Find out how much space applications are taking
Computers tend to run slower as they grow less in space. A quick way to speed them up can be to get rid of apps that take up more space than they should, especially if you don’t use them regularly.
For seeing how much space an app uses, then go to Settings> System> Storage. Click on the drive you want to search for (local storage, “This PC”), and click on Apps and Games to see a list of installed apps on your machine and how much space they are taking up. You probably won’t get rid of your browser, but you may find that a game you haven’t played in years has some good dead weight to spare.
Open the ‘secret’ Start menu
You know that to go to the Start menu, you click on the Windows icon at the bottom left of the screen or on your keyboard. But Windows 10 includes a lesser-known second start menu that provides access to important features such as a command prompt, control panel, and task manager. You can access it in two different ways, either by pressing Windows key + X or right-click on the Windows icon/start button.
Get rid of the ads in your start menu
When you run Windows 10 with default settings, you can sometimes see applications on the right side of your start menu. Microsoft calls them “suggestions”, but they are actually advertisements for Windows Store apps that you can buy.
To get rid of the ads in your Windows 10 Start menu, go to Settings> Personalization> Start. Toggle a setting sometimes called show suggestion, initially in the closed state.
Use background scrolling
With Windows 10, you can scroll up and down on any window – even if it’s not the one you’re working on directly. This is a useful tool when you have a lot of windows open that you want to see through. Time – For example, if you want to open new sub-menu options in a new window to save time clicking back and forth on the same page.
Try opening two programs – say, an Internet browser page and a notepad or word document. Organize both on the screen so that you can see at least some text on each. When you are in one window, move your mouse or use the touchpad to move to another window, and scroll. Although you are not active in that window, it still allows you to move the page up and down.
This feature should be on by default, but if it isn’t, go to Settings> Devices> Mouse, and when I turn them on, toggle the scrolled idle window. You can then place your mouse on a window that is in the background and use the scroll wheel to scroll.
Turning off the notifications from focus assist
When you are interrupted by information, it is frustrating to try and work.
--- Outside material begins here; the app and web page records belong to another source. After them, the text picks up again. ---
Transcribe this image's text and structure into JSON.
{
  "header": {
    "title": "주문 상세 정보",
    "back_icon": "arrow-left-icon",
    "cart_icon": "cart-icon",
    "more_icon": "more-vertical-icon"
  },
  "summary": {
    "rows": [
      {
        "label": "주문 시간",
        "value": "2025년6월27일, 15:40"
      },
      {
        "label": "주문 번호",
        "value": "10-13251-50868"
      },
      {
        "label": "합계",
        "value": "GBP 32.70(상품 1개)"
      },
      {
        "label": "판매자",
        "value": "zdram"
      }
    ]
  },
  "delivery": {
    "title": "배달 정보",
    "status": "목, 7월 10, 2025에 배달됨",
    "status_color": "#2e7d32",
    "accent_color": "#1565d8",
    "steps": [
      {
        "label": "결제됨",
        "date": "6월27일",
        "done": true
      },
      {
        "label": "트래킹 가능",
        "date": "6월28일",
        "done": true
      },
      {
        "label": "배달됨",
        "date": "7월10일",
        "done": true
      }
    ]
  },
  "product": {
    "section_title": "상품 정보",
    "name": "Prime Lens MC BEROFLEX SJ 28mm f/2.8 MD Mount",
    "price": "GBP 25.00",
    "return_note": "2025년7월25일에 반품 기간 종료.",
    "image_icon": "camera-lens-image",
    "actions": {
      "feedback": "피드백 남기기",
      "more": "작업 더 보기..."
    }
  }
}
You can determine how much you get with Focus Assist, a tool Windows 10 has been added to the April 2018 update.
Set this up by going to Settings> System> Focus Help. Choose from three options: Off (receive all notifications from your application and contacts), Priority (see only notifications selected from a priority list that you customize, and send the rest to your action center), and Alarm only (Hide all notifications, except for alarms).
You can choose to turn this feature on automatically during certain times or when you are playing a game.
Show file extension in file explorer
Microsoft hides file extensions by default, making life difficult for those who need to view specific types of files, such as JPEG and JPGs. To view file extensions in File Explorer, do the following:
- Go to the search bar at the bottom of the screen, and type in the file explorer option, and click it. (There are many other ways to get here, but this one seems to be the fastest.)
- Tap on the View tab in the browser that pops up.
- Uncheck the box that says Hide extensions for known file types. Click Apply and click OK. Now you should see file extensions for all files in File Explorer.
You can also use the File Explorer Options menu to choose to show empty drives, hidden files and folders, and more.